This past week I attended the 2013 Association of College and Research Libraries (ACRL) Conference in Indianapolis. (Great city—very walkable with wonderful restaurants and museums.) The ACRL Conference provides opportunities to talk to colleagues and vendors about developments in academic library systems, resources and services. This is the first post in a series about issues raised at the conference:
Health Equity in Academic Libraries, Not Just For Those We Serve. Presenter: Kiyomi Deards (University of Nebraska – Lincoln)
What is the culture of sickness and wellness in the organization? Ongoing health issues range from socially acceptable (for example, allergies or asthma) to stigmatizing (mental health problems, ‘invisible’ issues like chronic fatigue syndrome). It is important to have a documented and well-publicized policy for dealing with ongoing or unexpected health issues, with generous sick leave and a process to deal with possible abuses. Managing physical and psychological stress is also essential for a healthy workplace.
Diversity Beyond the numbers.
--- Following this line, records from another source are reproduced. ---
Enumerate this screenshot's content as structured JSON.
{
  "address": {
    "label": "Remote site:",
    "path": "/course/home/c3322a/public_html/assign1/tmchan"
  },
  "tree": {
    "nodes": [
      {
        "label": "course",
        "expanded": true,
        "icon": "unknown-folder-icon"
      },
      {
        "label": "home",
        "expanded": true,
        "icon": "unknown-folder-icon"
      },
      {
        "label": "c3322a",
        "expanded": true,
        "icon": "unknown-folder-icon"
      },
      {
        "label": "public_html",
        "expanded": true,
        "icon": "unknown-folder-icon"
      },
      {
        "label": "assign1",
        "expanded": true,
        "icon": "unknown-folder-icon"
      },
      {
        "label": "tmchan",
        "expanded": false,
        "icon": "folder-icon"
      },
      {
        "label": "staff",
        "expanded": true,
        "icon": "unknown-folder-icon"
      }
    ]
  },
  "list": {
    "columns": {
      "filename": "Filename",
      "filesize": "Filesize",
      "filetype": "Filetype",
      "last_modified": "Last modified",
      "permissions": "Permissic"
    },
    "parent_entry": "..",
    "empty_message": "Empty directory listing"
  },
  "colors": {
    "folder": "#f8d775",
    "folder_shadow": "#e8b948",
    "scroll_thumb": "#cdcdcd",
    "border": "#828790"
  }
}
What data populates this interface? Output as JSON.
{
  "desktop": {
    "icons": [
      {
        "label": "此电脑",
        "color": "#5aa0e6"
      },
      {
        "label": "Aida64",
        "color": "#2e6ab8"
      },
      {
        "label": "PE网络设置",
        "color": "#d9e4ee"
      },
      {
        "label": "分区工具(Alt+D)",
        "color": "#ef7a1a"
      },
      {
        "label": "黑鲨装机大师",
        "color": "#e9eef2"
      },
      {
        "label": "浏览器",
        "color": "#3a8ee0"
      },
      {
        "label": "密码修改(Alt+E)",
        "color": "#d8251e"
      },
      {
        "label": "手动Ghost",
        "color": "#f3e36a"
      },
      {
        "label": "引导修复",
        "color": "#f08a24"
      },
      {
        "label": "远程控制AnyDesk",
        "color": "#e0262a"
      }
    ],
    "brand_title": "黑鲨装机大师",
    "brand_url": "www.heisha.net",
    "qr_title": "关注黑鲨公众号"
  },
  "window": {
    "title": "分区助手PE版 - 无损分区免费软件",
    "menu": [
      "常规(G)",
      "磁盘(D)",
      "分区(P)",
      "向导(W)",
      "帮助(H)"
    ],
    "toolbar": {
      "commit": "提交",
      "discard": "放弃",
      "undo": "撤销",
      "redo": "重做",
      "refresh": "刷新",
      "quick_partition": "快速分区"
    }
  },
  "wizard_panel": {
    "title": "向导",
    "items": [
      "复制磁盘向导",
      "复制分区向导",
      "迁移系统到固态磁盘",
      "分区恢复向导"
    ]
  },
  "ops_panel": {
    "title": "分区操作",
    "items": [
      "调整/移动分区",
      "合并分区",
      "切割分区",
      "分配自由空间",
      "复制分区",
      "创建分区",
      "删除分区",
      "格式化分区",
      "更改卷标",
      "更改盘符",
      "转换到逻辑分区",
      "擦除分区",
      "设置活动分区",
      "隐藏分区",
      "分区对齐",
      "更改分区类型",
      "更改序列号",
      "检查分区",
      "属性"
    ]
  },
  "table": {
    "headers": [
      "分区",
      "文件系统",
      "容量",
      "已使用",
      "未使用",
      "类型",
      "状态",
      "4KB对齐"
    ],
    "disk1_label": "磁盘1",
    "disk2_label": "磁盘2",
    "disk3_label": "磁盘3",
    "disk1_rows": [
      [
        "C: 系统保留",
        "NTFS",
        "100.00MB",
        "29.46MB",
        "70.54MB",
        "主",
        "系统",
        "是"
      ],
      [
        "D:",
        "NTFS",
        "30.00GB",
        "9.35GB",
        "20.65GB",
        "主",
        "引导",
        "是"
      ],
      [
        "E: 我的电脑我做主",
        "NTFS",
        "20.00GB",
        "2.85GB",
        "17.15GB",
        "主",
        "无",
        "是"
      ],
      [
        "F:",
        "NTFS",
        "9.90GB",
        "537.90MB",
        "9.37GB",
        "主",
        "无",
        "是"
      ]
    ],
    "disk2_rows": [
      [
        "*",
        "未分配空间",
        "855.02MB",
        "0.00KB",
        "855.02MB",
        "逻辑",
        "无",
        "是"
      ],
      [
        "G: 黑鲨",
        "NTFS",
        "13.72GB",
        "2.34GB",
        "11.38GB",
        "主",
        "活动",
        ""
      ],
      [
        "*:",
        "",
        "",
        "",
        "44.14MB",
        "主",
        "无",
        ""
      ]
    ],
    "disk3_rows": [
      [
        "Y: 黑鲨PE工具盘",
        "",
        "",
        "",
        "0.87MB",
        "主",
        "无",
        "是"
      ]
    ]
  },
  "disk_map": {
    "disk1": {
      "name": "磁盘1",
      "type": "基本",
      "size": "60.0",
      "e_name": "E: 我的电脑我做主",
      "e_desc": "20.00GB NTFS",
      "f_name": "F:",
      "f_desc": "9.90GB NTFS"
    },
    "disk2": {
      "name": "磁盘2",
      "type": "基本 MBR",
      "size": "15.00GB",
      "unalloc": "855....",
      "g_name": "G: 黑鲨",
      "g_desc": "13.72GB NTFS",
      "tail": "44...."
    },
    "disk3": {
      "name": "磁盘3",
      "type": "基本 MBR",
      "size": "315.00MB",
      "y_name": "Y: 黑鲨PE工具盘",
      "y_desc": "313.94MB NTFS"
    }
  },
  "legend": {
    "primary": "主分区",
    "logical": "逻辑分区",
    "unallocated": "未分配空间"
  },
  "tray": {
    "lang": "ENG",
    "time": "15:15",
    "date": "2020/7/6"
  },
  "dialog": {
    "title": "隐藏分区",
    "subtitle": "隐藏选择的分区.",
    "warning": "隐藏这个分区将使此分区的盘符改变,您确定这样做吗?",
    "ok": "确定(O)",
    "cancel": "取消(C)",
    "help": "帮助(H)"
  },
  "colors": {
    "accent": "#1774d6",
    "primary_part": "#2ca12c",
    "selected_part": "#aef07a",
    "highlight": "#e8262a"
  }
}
Presenters: Jaena Alabi (Auburn U.); Kawanna Bright (Florida International); Debnorah Lilton (Vanderbilt); Pambanisha Whaley (Auburn U.)
Psychological contract violation: The difference between an organization’s policies regarding diversity and its actual practice, and how this may disillusion diverse employees. How to prevent this? Make sure organization has fully-implemented commitment to diversity; don’t make promises that cannot be kept.
Racial microaggressions; insults, invalidations: These are brief and commonplace verbal, behavioral, and environmental indignities, intentional or unintentional; slights or insults. They are directed at members of certain racial groups, but can also be directed at members of any marginalized group–gender, sexual orientation, etc. The originator’s intention is less important than the recipient’s perception of being insulted or dismissed.
Examples of incivility: Using derogatory terms, insulting jokes, intellectual belittlement, ignoring contributions, silent treatment; flaunting status, attempting to turn others against the target, deliberate exclusion, lack of feedback or guidance, deliberately overloading the target with work.
What are the consequences to the organization? Targeted employees suffer ‘death by a thousand cuts—‘ exhaustion, frustration, isolation, depression, anger, anxiety …. Organizational consequences: cost of replacing employees who leave, reduced productivity as other staff members get drawn into the situation; negative publicity, other staff acting in kind and setting up a cycle of hostile behavior.
What can the organization do? Holding diversity workshops is not enough. The organization should have zero tolerance for this behavior at any level; listen carefully to employees; and not make excuses for powerful instigators. Establish support for employees who have experienced incivility or aggression; document incidents/events; examine your own assumptions and behavior; engage in and encourage dialogue.
(Dis)Abled: Transforming Disabling Library Spaces. Presenters: Lorelei Rutledge and Alfred Mowdood (U. Utah)
Providing services to students with impairments is not about adapting to their disabilities but understanding how current library practices are disabling to some students. This can be applied to students of different cultures as well as students with impairments. The University of Utah’s response has been to develop a cultural competence program for librarians, library staff and student workers. The emphasis is on respect for differences of all kinds, listening carefully and respectfully to library users, extensive and ongoing staff training, and aligning with the values and initiatives of the university.
Serving Those Who Serve: Outreach and Instruction for Cadets and Student Veterans. Presenters: Nancy Fawley (U. Alabama); Nikki Krysak (Norwich U.)
Cadets have very structured training and class schedules—similar to those of many student athletes. Because of these demands, cadets often have problems balancing their military training and academic work. Veterans are often older than other students, have a greater respect for authority, and have led units in difficult situations. But they may be uncomfortable seeking help with academic issues or speaking with others about their military service. They may also have ‘invisible’ impairments such as post-traumatic stress syndrome (PTSD) that can manifest itself in subtle ways, affecting their ability to function in the classroom.
The library can help cadets and veterans by setting up peer mentoring programs to help new cadets/veteran students, providing workshops and self-service study tools (such as online resource guides to various subjects), and creating study spaces that are comfortable and safe for veterans who may be suffering from PTSD.
Mutant Superheroes, Contained Chaos, and Smelly Pets: Library Innovation Through Imaginary Anarchy. Presenter: Keith Gilbertson (Virginia Tech)
Gilbertson gave a very personal, engaging talk on the importance of listening to and supporting staff with differences, and their unique ability to contribute to organizational innovation and change. His job at Virginia Tech is to subvert current practices in a progressive way. The trick is to do this while still advancing the institution’s goals.